══ DATASET EXCERPTS
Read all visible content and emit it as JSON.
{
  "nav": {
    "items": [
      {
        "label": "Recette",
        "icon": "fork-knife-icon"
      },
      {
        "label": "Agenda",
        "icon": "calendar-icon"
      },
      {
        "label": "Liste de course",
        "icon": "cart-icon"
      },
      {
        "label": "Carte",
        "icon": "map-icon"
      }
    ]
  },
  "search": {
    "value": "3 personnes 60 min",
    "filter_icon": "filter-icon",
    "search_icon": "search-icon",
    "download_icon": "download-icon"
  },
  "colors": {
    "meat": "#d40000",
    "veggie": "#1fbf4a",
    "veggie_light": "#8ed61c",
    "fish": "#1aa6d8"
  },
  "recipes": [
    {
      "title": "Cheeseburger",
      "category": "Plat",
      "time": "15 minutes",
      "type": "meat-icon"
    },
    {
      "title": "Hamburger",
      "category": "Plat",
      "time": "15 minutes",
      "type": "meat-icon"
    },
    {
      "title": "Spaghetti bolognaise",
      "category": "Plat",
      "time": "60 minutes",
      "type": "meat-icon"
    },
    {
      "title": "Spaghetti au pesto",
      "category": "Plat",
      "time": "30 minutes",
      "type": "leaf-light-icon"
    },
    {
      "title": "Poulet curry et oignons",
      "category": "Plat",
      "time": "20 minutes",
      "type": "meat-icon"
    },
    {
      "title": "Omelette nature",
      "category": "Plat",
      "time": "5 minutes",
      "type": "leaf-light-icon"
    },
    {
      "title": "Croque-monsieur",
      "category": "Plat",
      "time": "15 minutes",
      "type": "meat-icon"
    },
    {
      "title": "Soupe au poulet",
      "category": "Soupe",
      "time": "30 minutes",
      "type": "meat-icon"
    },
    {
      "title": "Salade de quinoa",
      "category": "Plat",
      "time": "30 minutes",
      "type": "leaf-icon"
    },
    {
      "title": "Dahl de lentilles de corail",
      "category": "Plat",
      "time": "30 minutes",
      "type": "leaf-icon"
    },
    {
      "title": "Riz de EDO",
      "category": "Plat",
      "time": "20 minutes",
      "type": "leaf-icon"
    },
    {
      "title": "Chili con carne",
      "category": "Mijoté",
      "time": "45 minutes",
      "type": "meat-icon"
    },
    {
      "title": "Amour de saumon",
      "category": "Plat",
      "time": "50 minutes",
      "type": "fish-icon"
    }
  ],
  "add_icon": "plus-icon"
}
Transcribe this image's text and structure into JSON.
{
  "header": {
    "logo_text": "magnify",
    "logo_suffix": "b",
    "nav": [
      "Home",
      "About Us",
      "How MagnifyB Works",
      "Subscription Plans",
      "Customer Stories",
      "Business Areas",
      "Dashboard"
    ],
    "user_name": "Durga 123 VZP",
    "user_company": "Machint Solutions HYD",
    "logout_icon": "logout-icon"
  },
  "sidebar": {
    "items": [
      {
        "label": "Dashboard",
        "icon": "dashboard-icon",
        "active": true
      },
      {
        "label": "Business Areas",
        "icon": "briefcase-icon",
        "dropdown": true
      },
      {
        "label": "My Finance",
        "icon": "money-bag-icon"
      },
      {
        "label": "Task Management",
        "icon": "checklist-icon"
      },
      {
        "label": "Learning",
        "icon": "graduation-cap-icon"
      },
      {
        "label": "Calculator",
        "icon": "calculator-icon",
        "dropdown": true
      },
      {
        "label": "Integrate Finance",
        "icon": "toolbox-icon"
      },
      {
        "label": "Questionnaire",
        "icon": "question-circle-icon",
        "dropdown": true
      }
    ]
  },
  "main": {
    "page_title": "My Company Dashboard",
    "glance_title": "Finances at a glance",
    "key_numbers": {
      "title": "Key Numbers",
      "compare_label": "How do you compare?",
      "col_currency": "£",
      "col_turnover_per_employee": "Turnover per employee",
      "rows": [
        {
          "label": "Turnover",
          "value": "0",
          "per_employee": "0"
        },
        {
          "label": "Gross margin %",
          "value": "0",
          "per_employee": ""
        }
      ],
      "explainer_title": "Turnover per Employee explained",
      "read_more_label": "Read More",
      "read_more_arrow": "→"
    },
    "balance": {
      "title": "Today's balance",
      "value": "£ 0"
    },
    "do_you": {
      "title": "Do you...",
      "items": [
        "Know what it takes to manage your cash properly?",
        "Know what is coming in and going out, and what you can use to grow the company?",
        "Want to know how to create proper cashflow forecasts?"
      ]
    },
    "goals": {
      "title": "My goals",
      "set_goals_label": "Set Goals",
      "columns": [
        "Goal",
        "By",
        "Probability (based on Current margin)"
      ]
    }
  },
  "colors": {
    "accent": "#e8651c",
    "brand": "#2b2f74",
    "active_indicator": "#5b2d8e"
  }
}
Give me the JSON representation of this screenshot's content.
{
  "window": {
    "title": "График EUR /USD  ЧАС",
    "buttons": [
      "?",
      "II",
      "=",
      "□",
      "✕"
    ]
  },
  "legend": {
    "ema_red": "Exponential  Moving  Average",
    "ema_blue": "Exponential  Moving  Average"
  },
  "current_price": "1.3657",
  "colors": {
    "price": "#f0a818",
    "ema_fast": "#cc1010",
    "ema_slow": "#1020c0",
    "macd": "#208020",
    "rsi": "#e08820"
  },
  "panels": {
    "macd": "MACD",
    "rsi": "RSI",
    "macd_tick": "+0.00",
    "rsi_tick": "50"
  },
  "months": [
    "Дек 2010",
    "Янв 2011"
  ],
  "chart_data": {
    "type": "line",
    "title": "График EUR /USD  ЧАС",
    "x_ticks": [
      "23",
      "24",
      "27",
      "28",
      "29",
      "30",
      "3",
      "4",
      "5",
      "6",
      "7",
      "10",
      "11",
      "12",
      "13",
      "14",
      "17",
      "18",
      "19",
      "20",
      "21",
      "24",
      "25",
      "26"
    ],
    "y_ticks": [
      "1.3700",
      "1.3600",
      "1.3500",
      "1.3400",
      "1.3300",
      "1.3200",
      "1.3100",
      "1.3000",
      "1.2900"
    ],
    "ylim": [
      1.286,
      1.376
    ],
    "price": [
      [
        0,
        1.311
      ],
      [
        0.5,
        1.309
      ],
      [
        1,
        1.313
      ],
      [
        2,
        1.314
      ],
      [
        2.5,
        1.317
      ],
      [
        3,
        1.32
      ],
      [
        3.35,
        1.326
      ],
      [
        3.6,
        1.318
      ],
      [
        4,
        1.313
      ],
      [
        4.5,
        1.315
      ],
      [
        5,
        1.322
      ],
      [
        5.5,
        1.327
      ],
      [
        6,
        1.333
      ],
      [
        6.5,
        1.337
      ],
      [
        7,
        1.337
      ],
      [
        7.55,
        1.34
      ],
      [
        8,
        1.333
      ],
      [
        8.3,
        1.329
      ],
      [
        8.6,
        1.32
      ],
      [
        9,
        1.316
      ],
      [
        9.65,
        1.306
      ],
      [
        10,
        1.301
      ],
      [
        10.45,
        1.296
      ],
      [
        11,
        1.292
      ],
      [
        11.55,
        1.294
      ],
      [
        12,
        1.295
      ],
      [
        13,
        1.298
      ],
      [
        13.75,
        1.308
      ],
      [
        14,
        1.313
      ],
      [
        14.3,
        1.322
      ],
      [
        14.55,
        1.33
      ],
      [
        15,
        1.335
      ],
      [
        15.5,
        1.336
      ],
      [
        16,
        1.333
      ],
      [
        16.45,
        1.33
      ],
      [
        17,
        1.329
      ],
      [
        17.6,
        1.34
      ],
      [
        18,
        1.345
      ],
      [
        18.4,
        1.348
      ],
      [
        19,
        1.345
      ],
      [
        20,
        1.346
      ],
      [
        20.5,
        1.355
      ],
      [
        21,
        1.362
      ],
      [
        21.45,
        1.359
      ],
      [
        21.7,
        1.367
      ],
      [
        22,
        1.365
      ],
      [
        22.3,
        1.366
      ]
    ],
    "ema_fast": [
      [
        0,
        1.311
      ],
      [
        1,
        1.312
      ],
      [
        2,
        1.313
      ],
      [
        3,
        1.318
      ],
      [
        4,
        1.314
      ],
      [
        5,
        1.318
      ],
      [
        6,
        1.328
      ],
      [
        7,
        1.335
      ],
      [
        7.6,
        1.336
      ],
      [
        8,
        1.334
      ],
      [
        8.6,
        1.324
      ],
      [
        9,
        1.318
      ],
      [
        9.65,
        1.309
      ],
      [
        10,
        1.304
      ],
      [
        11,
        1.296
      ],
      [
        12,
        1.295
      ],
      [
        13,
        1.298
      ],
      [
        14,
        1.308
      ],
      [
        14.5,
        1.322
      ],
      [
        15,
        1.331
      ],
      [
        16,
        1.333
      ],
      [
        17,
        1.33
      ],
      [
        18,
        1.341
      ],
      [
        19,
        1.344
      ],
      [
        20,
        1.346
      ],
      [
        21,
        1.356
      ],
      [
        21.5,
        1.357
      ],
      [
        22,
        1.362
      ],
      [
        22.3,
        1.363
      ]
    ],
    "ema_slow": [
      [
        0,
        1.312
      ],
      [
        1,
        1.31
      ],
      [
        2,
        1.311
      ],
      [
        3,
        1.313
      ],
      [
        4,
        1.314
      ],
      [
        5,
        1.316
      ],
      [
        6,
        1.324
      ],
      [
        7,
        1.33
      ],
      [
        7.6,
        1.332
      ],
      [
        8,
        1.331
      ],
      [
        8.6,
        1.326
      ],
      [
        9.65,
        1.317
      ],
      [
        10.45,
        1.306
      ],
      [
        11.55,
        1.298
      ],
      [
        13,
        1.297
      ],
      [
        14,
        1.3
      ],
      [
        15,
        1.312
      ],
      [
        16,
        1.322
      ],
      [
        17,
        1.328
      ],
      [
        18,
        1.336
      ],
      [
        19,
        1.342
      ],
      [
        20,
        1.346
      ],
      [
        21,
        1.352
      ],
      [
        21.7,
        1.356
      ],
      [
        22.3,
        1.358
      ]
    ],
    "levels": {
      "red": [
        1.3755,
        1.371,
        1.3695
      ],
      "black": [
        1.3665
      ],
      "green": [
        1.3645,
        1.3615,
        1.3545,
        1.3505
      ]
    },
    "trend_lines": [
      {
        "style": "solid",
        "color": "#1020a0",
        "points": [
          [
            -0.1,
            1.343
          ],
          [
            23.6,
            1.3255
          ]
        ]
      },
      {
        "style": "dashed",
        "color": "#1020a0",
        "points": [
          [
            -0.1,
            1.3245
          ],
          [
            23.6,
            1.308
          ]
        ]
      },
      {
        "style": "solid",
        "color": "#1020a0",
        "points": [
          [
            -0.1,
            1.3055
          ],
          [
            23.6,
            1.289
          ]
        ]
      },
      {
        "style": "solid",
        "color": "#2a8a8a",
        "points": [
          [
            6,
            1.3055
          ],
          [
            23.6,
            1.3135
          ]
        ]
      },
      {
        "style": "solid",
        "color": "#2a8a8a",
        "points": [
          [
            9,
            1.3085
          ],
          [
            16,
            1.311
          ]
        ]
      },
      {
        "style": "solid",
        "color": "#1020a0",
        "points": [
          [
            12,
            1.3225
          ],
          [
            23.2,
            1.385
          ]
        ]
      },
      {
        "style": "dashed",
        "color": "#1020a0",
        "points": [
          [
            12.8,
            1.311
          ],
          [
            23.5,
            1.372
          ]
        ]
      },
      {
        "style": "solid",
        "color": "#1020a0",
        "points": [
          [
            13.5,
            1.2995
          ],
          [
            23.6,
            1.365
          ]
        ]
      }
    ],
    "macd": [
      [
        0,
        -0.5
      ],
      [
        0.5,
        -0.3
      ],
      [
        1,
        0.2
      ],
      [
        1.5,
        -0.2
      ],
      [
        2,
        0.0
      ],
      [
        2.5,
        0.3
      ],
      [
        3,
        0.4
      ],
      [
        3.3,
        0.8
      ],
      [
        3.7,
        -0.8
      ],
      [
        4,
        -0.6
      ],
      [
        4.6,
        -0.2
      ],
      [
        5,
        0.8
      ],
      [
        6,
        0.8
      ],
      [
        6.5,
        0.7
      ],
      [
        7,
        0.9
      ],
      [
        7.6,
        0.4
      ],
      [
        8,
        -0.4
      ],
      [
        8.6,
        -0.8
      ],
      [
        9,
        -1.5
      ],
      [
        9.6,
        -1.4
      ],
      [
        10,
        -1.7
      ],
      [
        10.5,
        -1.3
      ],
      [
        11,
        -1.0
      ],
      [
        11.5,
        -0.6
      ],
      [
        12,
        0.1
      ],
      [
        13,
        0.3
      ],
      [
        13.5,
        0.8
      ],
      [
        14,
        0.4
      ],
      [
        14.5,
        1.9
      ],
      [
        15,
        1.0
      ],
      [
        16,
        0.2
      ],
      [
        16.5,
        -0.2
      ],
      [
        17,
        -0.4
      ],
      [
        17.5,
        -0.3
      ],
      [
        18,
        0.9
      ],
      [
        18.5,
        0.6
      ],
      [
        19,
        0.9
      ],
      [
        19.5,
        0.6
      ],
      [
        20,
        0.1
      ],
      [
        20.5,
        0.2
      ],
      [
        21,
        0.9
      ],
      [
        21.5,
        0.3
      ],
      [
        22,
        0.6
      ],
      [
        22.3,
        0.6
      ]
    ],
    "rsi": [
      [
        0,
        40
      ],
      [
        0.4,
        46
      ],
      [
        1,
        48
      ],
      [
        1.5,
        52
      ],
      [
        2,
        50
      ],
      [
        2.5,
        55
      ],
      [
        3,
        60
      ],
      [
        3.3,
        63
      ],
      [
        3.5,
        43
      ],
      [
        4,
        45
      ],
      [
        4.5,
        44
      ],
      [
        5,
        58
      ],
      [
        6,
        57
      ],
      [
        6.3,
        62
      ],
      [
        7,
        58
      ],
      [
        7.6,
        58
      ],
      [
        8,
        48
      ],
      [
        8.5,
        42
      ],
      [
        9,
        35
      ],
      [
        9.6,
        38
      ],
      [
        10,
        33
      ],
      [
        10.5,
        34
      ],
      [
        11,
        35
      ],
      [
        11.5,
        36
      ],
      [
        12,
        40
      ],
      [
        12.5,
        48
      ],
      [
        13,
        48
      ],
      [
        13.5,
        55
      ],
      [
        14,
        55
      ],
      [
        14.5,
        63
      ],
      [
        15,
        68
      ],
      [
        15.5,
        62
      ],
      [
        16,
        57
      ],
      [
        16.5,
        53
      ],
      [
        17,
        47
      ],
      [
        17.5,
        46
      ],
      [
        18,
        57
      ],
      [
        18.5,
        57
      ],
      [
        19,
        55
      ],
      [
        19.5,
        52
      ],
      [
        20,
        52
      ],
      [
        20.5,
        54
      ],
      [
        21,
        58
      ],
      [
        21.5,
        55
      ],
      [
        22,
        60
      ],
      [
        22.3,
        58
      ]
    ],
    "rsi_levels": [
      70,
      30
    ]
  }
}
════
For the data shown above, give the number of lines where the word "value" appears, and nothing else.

• SOLUTION FOR THIS EXERCISE:
4